Karen Cambre, Sharpe, Kenneth W.
News article for December 10, 2018
Christmas is a time of decorating and we pay a lot of attention to the Christmas tree and poinsettias inside the house.As I drive around at night there are also a lot of lights, manger scenes and inflatables in the yards that add to the outside Christmas decorations.
Another aspect to consider is your daytime lawn decorations. It is possible to add landscape plants that will give you some winter and holiday color that will be with you all year long. There is no better time than now to make those decisions while all of your holiday decorations are up.
We tend to think more about spring and summer flowers, but there are flowering plants that can add cheer to your winter landscape at a time when color is sparse.
You need not think farther than grandma’s house and the old southern gardens for inspiration. Two very traditional plants that come to mind are Camellia japonica and Camellia sasanqua.
Camellia japonica is a nice evergreen shrub to small tree. Camellias will grow best in partial sun understory. They produce 5 inch blooms in winter to early spring and in an array of colors. There are lots of reds, pinks, whites and variegated varieties. Look in the nursery now to see which ones will be in bloom for the Christmas season.
Camellia sasanquas have a smaller flower than the japonica but tend to flower earlier in the fall and into early winter. They also tend to have darker foliage which gives you better contrast for the smaller blooms. Again you have lots of variety and color choices with a lot in the red, crimson, rose and pink families. There is variety known as Yule Tide because of its striking red blooms and bright yellow stamens that are in bloom for Christmas. Another variety to look at is called Shi Shi which is more of a rose colored flower but a very prolific bloomer.
Shrub roses offer another late fall to early winter splash of color. Even with the cold weather I see a number of Knock Out roses that have started to bloom again. Shrub roses will go through a number of blooming cycles and this far south we tend to have roses in bloom most times of the year, with late fall being one of their typical blooming periods.
Berries are another way to incorporate winter color and attract wildlife also. There are a number of plants in the holly family that are prolific berry producers. You can select from an array of shrubs and small trees. Two small native trees that would work are American Holly and Yaupon. American Holly has a natural Christmas tree shape and produces lots of red berries. What you can find in retail that will give you good berry production against evergreen foliage is Savanah Holly, Fosteri Holly and Nellie Stevens Holly. Oakland Holly has some really interesting foliage with red berries, while Yaupon grows as an upright tree or there is a more gracious weeping form.
Pyracantha is another berry producing shrub that offers a finer texture. You can use it in a mass planting or as an espalier. Now would be a good time to select your plants to make sure the berries are the color you like, they can range from orange to red.

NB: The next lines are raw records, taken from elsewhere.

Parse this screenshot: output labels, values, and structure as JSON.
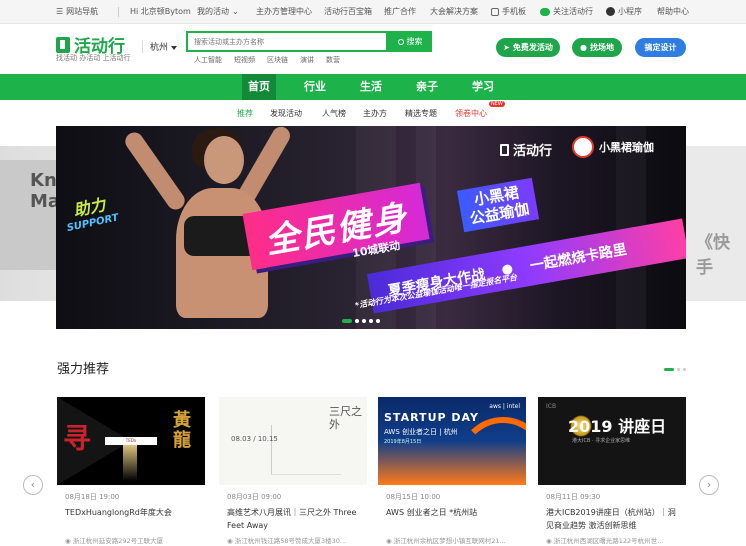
{
  "topbar": {
    "site_nav": "网站导航",
    "greeting": "Hi 北京顿Bytom",
    "my_events": "我的活动",
    "organizer_center": "主办方管理中心",
    "toolbox": "活动行百宝箱",
    "cooperation": "推广合作",
    "solutions": "大会解决方案",
    "mobile": "手机板",
    "follow": "关注活动行",
    "mini_program": "小程序",
    "help": "帮助中心"
  },
  "header": {
    "logo": "活动行",
    "slogan": "找活动  办活动  上活动行",
    "city": "杭州",
    "search_placeholder": "搜索活动或主办方名称",
    "search_button": "搜索",
    "hot_words": [
      "人工智能",
      "短视频",
      "区块链",
      "演讲",
      "数营"
    ],
    "publish_button": "免费发活动",
    "venue_button": "找场地",
    "custom_button": "搞定设计"
  },
  "main_nav": [
    "首页",
    "行业",
    "生活",
    "亲子",
    "学习"
  ],
  "sub_nav": [
    "推荐",
    "发现活动",
    "人气榜",
    "主办方",
    "精选专题",
    "领卷中心"
  ],
  "new_badge": "NEW",
  "banner": {
    "brand": "活动行",
    "partner": "小黑裙瑜伽",
    "support_cn": "助力",
    "support_en": "SUPPORT",
    "main_title": "全民健身",
    "city_linked": "10城联动",
    "tag_line1": "小黑裙",
    "tag_line2": "公益瑜伽",
    "slogan_left": "夏季瘦身大作战",
    "slogan_right": "一起燃烧卡路里",
    "note": "*活动行为本次公益瑜伽活动唯一指定报名平台",
    "side_left": "Kn Ma",
    "side_right": "《快手"
  },
  "recommend": {
    "title": "强力推荐",
    "cards": [
      {
        "thumb_title": "寻 黄龍",
        "date": "08月18日",
        "time": "19:00",
        "title": "TEDxHuanglongRd年度大会",
        "address": "浙江杭州延安路292号工联大厦"
      },
      {
        "thumb_title": "三尺之外",
        "thumb_dates": "08.03 / 10.15",
        "date": "08月03日",
        "time": "09:00",
        "title": "高维艺术八月展讯｜三尺之外 Three Feet Away",
        "address": "浙江杭州钱江路58号赞成大厦3楼30..."
      },
      {
        "thumb_title": "STARTUP DAY",
        "thumb_sub": "AWS 创业者之日 | 杭州",
        "thumb_date": "2019年8月15日",
        "date": "08月15日",
        "time": "10:00",
        "title": "AWS 创业者之日 *杭州站",
        "address": "浙江杭州余杭区梦想小镇互联网村21..."
      },
      {
        "thumb_title": "2019 讲座日",
        "thumb_sub": "港大ICB · 寻求企业家思维",
        "date": "08月11日",
        "time": "09:30",
        "title": "港大ICB2019讲座日（杭州站）｜洞见商业趋势 激活创新思维",
        "address": "浙江杭州西湖区曙光路122号杭州世..."
      }
    ]
  },
  "colors": {
    "brand_green": "#1db24a",
    "nav_active": "#138a37",
    "blue": "#2f7de1",
    "red": "#e8382c"
  }
}
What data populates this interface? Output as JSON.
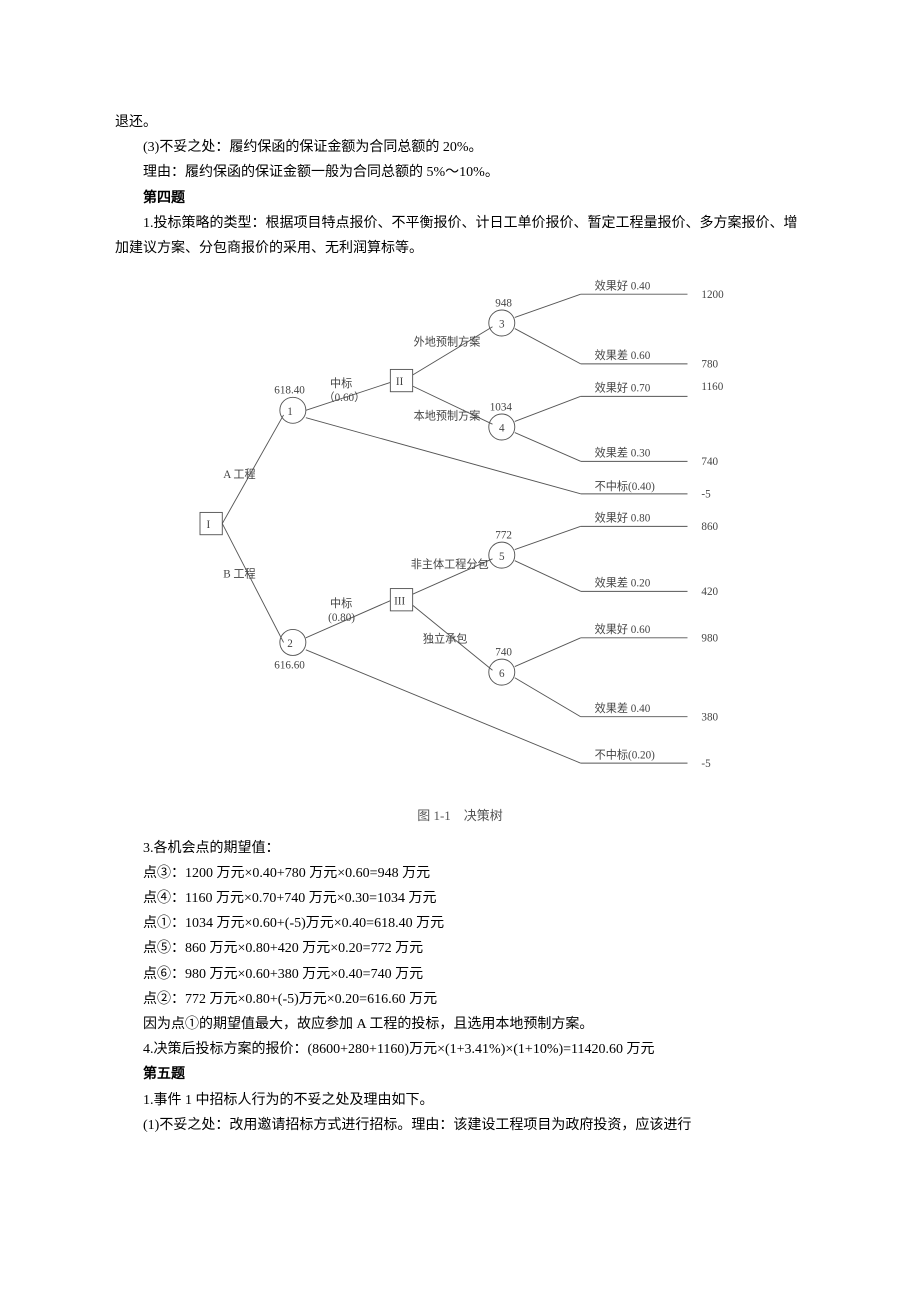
{
  "top": {
    "line1": "退还。",
    "line2": "(3)不妥之处：履约保函的保证金额为合同总额的 20%。",
    "line3": "理由：履约保函的保证金额一般为合同总额的 5%～10%。"
  },
  "q4": {
    "title": "第四题",
    "line1": "1.投标策略的类型：根据项目特点报价、不平衡报价、计日工单价报价、暂定工程量报价、多方案报价、增加建议方案、分包商报价的采用、无利润算标等。"
  },
  "diagram": {
    "caption": "图 1-1　决策树",
    "root": "I",
    "labelA": "A 工程",
    "labelB": "B 工程",
    "node1": {
      "id": "1",
      "val": "618.40"
    },
    "node2": {
      "id": "2",
      "val": "616.60"
    },
    "midA": {
      "line1": "中标",
      "line2": "（0.60）"
    },
    "midB": {
      "line1": "中标",
      "line2": "(0.80)"
    },
    "boxII": "II",
    "boxIII": "III",
    "labWaidi": "外地预制方案",
    "labBendi": "本地预制方案",
    "labFenbao": "非主体工程分包",
    "labDuli": "独立承包",
    "node3": {
      "id": "3",
      "val": "948"
    },
    "node4": {
      "id": "4",
      "val": "1034"
    },
    "node5": {
      "id": "5",
      "val": "772"
    },
    "node6": {
      "id": "6",
      "val": "740"
    },
    "buzhongA": "不中标(0.40)",
    "buzhongB": "不中标(0.20)",
    "leaves": {
      "l3a": {
        "label": "效果好 0.40",
        "val": "1200"
      },
      "l3b": {
        "label": "效果差 0.60",
        "val": "780"
      },
      "l4a": {
        "label": "效果好 0.70",
        "val": "1160"
      },
      "l4b": {
        "label": "效果差 0.30",
        "val": "740"
      },
      "l5a": {
        "label": "效果好 0.80",
        "val": "860"
      },
      "l5b": {
        "label": "效果差 0.20",
        "val": "420"
      },
      "l6a": {
        "label": "效果好 0.60",
        "val": "980"
      },
      "l6b": {
        "label": "效果差 0.40",
        "val": "380"
      },
      "nsA": "-5",
      "nsB": "-5"
    }
  },
  "calc": {
    "head": "3.各机会点的期望值：",
    "p3": "点③：1200 万元×0.40+780 万元×0.60=948 万元",
    "p4": "点④：1160 万元×0.70+740 万元×0.30=1034 万元",
    "p1": "点①：1034 万元×0.60+(-5)万元×0.40=618.40 万元",
    "p5": "点⑤：860 万元×0.80+420 万元×0.20=772 万元",
    "p6": "点⑥：980 万元×0.60+380 万元×0.40=740 万元",
    "p2": "点②：772 万元×0.80+(-5)万元×0.20=616.60 万元",
    "conc": "因为点①的期望值最大，故应参加 A 工程的投标，且选用本地预制方案。",
    "q4_4": "4.决策后投标方案的报价：(8600+280+1160)万元×(1+3.41%)×(1+10%)=11420.60 万元"
  },
  "q5": {
    "title": "第五题",
    "line1": "1.事件 1 中招标人行为的不妥之处及理由如下。",
    "line2": "(1)不妥之处：改用邀请招标方式进行招标。理由：该建设工程项目为政府投资，应该进行"
  },
  "chart_data": {
    "type": "decision-tree",
    "title": "图 1-1 决策树",
    "root": {
      "id": "I",
      "type": "decision"
    },
    "branches": [
      {
        "label": "A 工程",
        "chance_node": {
          "id": 1,
          "ev": 618.4
        },
        "outcomes": [
          {
            "label": "中标",
            "prob": 0.6,
            "decision_node": "II",
            "options": [
              {
                "label": "外地预制方案",
                "chance_node": {
                  "id": 3,
                  "ev": 948
                },
                "results": [
                  {
                    "label": "效果好",
                    "prob": 0.4,
                    "value": 1200
                  },
                  {
                    "label": "效果差",
                    "prob": 0.6,
                    "value": 780
                  }
                ]
              },
              {
                "label": "本地预制方案",
                "chance_node": {
                  "id": 4,
                  "ev": 1034
                },
                "results": [
                  {
                    "label": "效果好",
                    "prob": 0.7,
                    "value": 1160
                  },
                  {
                    "label": "效果差",
                    "prob": 0.3,
                    "value": 740
                  }
                ]
              }
            ]
          },
          {
            "label": "不中标",
            "prob": 0.4,
            "value": -5
          }
        ]
      },
      {
        "label": "B 工程",
        "chance_node": {
          "id": 2,
          "ev": 616.6
        },
        "outcomes": [
          {
            "label": "中标",
            "prob": 0.8,
            "decision_node": "III",
            "options": [
              {
                "label": "非主体工程分包",
                "chance_node": {
                  "id": 5,
                  "ev": 772
                },
                "results": [
                  {
                    "label": "效果好",
                    "prob": 0.8,
                    "value": 860
                  },
                  {
                    "label": "效果差",
                    "prob": 0.2,
                    "value": 420
                  }
                ]
              },
              {
                "label": "独立承包",
                "chance_node": {
                  "id": 6,
                  "ev": 740
                },
                "results": [
                  {
                    "label": "效果好",
                    "prob": 0.6,
                    "value": 980
                  },
                  {
                    "label": "效果差",
                    "prob": 0.4,
                    "value": 380
                  }
                ]
              }
            ]
          },
          {
            "label": "不中标",
            "prob": 0.2,
            "value": -5
          }
        ]
      }
    ]
  }
}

The old traditional nandina shrub, Nandina domestica, is a good red berry producer with the added benefit of good red foliage in the winter.
Christmas berry just sounds right.It is also known as Ardisia, which is a small evergreen shrub that is native along the Amite River and is sold in the trade. It is a shade loving shrub with dark green foliage and bright red berries.
The good news is that these decorations will not require you to pack them up and they will not take up space in your attic, but you will get to enjoy them year round.